Who are some of these mavericks at work? In Rethinking the Competition, Arkadi Kuhlmann, president and CEO of internet bank ING Direct USA, stands out. Kuhlmann and the other mavericks profiled not only lead a company, but also a cause. Each has a sense of business purpose that sets them apart from their rivals. ING Direct USA creates simple financial products that make it easy and financially rewarding for its customers to save money. To that end, ING Direct does not issue credit cards, market car loans or provide checking accounts. High-maintenance customers who break bank rules are “fired” and their accounts closed. Rule infractions include calling customer service too many times and conducting large transfers for short periods of time to skim off some interest. The “firings” keep costs low and savings are passed on to the little guy or girl that believes in the bank’s simplicity.
Leaders who embrace the idea that “nobody is as smart as everybody” populate part two, Reinventing Innovation. For example, Rob McEwen, chairman and CEO of Canadian-based gold-mining company Goldcorp Inc., initiated the open source “Goldcorp Challenge” to improve his company’s drilling prospects. Goldcorp posted its mining data online for scientists to download, analyze and later submit drilling plans in a competition. The winners received money and industry recognition, while Goldcorp collected several new drilling targets.
In the current age of overload, building a bond with customers is vital. In Reconnecting with Customers, Taylor and LaBarre present lessons from innovators who find ways to make enduring connections with their customers. Commerce Bancorp executives adopted a “we’re-not-a-bank” method of interacting with their customers. Commerce branches are “stores.” Services include extended operating hours (up to 80 hours per week), one-day ATM and debit card replacement and one-day check clearing. The aim is to “create emotional attachment” with customers.
In part four, Redesigning Work, the focus is on the workforce—how to attract and keep the most talented and action-oriented individuals in an organization. Maverick Jane Harper, director of University Relations and Innovation Programs at IBM, founded Extreme Blue for summer interns. The interns work on a technical project with the IBM goal to “start something big.” For Harper, the goal is to make IBM appear on the cutting edge and a more compelling place to work for the younger generation.
Mavericks at Work will appeal to those with an entrepreneurial spirit in large, small, profit and nonprofit organizations.

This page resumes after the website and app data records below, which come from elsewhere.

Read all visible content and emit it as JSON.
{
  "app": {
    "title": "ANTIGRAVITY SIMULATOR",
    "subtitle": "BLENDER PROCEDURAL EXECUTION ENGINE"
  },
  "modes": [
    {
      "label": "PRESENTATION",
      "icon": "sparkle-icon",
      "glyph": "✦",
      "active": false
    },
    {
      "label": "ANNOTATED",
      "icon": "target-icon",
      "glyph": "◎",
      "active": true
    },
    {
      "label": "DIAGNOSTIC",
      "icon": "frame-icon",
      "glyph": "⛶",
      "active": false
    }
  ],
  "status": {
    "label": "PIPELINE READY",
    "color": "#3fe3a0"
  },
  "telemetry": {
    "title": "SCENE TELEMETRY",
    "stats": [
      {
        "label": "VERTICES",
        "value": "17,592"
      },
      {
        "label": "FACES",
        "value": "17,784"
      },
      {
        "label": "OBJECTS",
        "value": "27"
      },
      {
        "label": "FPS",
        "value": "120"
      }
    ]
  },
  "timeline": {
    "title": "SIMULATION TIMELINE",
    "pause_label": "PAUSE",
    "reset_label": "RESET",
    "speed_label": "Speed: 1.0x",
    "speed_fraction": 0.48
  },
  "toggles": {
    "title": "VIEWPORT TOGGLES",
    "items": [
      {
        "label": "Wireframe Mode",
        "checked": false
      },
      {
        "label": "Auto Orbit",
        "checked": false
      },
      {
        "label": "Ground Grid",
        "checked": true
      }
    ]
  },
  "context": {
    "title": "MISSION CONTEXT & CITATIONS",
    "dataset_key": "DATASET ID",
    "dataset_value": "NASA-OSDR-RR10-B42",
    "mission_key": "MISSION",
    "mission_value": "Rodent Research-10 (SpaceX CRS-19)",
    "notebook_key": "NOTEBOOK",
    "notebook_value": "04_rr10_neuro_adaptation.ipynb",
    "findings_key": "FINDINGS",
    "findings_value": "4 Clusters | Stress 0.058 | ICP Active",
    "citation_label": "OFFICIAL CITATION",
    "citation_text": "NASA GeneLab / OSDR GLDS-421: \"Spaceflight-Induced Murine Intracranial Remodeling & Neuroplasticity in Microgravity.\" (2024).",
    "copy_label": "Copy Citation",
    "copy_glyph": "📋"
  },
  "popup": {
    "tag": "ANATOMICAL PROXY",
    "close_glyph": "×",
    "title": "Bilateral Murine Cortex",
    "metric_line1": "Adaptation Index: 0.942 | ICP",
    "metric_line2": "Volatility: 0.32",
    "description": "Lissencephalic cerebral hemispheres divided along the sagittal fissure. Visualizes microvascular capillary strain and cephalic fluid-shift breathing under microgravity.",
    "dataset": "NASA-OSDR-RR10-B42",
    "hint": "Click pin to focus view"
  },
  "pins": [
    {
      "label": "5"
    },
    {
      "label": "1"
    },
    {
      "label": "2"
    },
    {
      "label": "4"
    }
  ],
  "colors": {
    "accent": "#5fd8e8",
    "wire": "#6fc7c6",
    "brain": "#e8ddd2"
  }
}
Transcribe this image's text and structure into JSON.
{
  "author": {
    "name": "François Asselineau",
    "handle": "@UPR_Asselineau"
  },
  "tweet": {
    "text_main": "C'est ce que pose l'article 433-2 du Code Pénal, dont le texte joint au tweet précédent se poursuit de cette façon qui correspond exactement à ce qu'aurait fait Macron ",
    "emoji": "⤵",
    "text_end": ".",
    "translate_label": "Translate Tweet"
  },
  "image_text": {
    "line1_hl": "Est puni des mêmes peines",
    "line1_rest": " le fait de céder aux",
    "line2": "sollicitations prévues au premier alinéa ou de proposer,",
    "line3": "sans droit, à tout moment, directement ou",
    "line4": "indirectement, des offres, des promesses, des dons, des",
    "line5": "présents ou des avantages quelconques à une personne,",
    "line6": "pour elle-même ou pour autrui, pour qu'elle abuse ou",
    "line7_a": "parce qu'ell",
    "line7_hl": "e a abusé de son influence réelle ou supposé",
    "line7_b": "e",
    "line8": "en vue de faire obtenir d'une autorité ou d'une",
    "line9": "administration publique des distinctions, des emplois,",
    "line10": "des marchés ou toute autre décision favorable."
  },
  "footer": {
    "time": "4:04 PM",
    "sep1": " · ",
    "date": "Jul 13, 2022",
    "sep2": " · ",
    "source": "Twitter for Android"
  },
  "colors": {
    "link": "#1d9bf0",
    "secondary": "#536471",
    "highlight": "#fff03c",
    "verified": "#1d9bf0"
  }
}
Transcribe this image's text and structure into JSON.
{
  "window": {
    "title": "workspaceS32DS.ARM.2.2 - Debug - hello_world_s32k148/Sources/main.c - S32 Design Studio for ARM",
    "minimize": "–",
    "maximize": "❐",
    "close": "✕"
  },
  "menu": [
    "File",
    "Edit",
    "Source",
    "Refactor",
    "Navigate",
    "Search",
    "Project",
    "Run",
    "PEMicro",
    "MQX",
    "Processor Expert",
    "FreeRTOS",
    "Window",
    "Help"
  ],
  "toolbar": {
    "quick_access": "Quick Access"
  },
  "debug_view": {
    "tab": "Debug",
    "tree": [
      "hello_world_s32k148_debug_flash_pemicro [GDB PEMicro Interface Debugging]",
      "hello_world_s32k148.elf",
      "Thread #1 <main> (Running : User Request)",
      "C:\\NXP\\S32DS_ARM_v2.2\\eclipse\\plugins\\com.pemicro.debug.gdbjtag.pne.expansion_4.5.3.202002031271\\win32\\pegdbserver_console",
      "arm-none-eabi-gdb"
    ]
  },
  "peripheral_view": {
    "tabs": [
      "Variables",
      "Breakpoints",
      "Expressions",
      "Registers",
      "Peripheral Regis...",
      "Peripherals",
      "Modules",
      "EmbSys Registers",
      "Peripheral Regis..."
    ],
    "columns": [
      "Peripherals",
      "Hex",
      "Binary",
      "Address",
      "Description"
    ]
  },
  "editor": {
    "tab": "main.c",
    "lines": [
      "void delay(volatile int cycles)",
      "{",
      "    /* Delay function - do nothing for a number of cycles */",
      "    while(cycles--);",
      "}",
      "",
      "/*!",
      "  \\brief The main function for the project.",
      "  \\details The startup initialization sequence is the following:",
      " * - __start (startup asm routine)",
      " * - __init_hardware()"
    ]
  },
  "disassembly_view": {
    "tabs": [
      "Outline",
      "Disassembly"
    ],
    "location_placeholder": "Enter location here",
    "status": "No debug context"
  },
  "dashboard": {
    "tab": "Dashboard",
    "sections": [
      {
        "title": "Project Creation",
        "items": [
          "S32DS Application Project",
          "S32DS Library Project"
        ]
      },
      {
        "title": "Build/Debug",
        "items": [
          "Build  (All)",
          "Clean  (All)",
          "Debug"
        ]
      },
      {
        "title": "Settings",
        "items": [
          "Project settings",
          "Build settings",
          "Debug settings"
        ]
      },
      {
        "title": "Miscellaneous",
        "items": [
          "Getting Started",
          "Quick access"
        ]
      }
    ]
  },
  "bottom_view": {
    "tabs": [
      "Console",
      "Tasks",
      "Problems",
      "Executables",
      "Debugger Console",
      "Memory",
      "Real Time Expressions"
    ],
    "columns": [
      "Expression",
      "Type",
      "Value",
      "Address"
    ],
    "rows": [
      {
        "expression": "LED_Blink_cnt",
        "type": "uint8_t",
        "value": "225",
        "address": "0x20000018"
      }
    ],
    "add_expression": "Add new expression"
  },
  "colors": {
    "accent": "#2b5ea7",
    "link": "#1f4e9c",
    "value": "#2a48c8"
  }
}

The young executive ready to make a mark or a seasoned professional looking for fresh ideas on how to retain or gain a competitive edge will enjoy this read. The book ends with an Appendix, intended “to help you out-think, out-innovate, out-sell, and out-work the competition.” Resources include books, monographs, websites and case studies that relate to the four parts of the book. The learning extends online at www.mavericksatwork.com, where innovators share success stories.
This is not the book for those looking for a step-by-step business plan. It is a collection of innovative ideas intended to inspire the 21st-century business leader.